1981-2007, New Principles Enacted with a Systems Approach

Assateague Island

A new management plan for Assateague Island National Seashore was drafted in the early 1980s that advocated a middle road between development and wilderness preservation. The plan decreed that recreational facilities could be protected with artificially maintained dunes, but in general overwash and the natural westward migration of the island would not be prevented.

After the storm in January of 1992, officials and residents became concerned that the island would be breached, which could expose mainland communities to storm damage. Studies began in the 1990s to tackle a number of water resource issues including erosion, channel shoaling, and environmental degradation in the bays. The Corps, NPS, the State, and other stakeholders saw these problems as interconnected and thus wanted to develop solutions that dealt with these problems on a regional scale.

In 2002, a one-time, large-scale beach fill was placed onto the beach at the northern end of the island. The second phase of the project became the Long-Term Sand Management (LTSM) Project. It entailed biannual sand bypassing in the nearshore waters along the northern end. Essentially this would replicate the natural process of sediment transport that was being interrupted by the Ocean City Inlet jetties.

The biannual dredge-and-placement operations have continued since 2004, and both the Corps and NPS have been monitoring the beach's response. Analysis of the data is ongoing and an updated sediment budget is expected by the end of the decade.

Two environmental restoration projects have been carried out. Wetland restoration at Isle of Wight has added sediment and salt marsh grasses to this small island along with shoreline protection structures and a recreational pier. Ocean Pines is a mainland location where low and high salt marshes were restored successfully.

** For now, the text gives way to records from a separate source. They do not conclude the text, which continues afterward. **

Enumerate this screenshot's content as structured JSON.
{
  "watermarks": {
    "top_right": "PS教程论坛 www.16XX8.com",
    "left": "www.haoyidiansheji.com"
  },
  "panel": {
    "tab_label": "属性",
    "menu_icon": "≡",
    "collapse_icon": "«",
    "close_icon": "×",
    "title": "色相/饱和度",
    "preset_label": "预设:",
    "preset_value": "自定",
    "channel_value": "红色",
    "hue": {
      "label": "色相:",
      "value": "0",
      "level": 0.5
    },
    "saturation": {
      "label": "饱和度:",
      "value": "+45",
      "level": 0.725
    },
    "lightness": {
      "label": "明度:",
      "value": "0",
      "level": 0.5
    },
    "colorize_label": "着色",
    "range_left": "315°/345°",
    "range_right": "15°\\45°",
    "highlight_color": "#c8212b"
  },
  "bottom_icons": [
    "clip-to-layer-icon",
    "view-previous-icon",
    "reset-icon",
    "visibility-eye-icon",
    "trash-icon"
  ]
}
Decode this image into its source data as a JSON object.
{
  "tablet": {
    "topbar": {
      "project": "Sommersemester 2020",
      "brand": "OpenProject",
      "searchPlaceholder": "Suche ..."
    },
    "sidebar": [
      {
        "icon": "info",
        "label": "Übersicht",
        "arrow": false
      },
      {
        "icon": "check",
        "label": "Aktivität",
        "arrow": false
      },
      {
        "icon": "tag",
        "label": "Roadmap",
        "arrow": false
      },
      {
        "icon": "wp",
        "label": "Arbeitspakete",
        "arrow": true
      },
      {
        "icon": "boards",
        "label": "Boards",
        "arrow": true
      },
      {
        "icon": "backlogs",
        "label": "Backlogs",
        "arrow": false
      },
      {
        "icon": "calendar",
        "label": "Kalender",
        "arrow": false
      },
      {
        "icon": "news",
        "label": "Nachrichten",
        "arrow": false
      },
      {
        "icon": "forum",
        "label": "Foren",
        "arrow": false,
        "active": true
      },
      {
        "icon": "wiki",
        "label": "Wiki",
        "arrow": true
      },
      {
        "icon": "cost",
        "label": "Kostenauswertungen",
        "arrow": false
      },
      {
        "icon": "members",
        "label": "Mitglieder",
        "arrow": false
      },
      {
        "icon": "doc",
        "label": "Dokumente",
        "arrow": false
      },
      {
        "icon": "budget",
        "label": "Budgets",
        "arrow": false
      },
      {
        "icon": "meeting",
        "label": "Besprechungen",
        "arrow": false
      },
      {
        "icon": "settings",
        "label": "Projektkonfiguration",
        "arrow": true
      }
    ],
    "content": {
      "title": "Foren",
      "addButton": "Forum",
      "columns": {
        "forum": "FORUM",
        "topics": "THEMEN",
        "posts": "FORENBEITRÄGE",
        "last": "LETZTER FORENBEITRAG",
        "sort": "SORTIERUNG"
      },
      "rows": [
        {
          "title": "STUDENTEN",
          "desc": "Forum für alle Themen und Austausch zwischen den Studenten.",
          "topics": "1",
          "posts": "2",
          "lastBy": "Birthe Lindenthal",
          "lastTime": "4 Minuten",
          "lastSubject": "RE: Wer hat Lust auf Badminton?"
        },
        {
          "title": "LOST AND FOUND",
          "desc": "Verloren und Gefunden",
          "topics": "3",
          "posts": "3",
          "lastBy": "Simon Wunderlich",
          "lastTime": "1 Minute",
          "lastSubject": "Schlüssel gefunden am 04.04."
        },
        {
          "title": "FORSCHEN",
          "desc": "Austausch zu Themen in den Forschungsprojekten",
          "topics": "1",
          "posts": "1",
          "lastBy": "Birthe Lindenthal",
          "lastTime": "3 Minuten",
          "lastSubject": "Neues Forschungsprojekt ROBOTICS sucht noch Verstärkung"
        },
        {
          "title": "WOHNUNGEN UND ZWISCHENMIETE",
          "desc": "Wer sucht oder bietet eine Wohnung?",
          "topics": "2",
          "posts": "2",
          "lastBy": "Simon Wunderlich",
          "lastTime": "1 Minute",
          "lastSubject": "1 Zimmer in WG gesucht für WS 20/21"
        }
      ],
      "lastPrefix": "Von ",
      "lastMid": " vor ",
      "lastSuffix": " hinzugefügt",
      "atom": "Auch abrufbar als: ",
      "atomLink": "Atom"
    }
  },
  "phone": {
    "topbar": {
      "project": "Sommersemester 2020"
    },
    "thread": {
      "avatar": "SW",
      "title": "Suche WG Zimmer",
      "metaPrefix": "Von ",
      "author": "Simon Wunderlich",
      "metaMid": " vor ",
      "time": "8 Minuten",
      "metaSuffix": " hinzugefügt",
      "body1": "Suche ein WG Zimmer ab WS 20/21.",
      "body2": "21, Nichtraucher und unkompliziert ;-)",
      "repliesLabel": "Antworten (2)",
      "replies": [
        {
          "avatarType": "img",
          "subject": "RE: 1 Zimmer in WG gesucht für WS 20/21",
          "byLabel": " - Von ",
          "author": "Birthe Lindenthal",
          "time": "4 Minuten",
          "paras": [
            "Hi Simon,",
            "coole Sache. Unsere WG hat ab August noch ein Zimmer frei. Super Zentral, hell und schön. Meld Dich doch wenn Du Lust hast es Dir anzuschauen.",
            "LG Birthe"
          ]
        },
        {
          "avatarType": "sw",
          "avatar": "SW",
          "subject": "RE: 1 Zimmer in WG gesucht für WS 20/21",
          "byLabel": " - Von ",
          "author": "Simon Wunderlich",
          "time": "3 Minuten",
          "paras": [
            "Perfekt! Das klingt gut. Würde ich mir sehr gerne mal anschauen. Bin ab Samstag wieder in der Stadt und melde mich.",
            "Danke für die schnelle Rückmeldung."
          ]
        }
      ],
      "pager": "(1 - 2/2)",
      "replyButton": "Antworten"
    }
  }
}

In summary, these beach nourishment projects and their development through the late 20th and early 21st centuries demonstrate how the Corps principles have evolved. Dredging and navigation have remained key components of the Corps mission, but storm protection, environmental restoration, and an emphasis on regional solutions also developed during this time.

More: Ocean City | Ocean City Inlet | Assateague


Reviewed 18 Jan 2013

Assateague Island

Assateague Island
Source: IAN Image Library

Sand Sources

Three sand sources were identified for the LTSM project so that no one source would be significantly damaged. One of those sources was the channel itself, so by combining maintenance dredging and beach nourishment, this project would keep the navigation channel clear and counteract erosion at the same time, thereby saving costs.

Regional Sediment Management

A comprehensive understanding of coastal systems and their interconnectedness inspired the Corps to continually investigate new approaches to coastal management. Environmental preservation, long-term sustainability, and increased efficiency became central to the shoreline management projects on Maryland's Atlantic coast. These exemplify the principles of regional sediment management.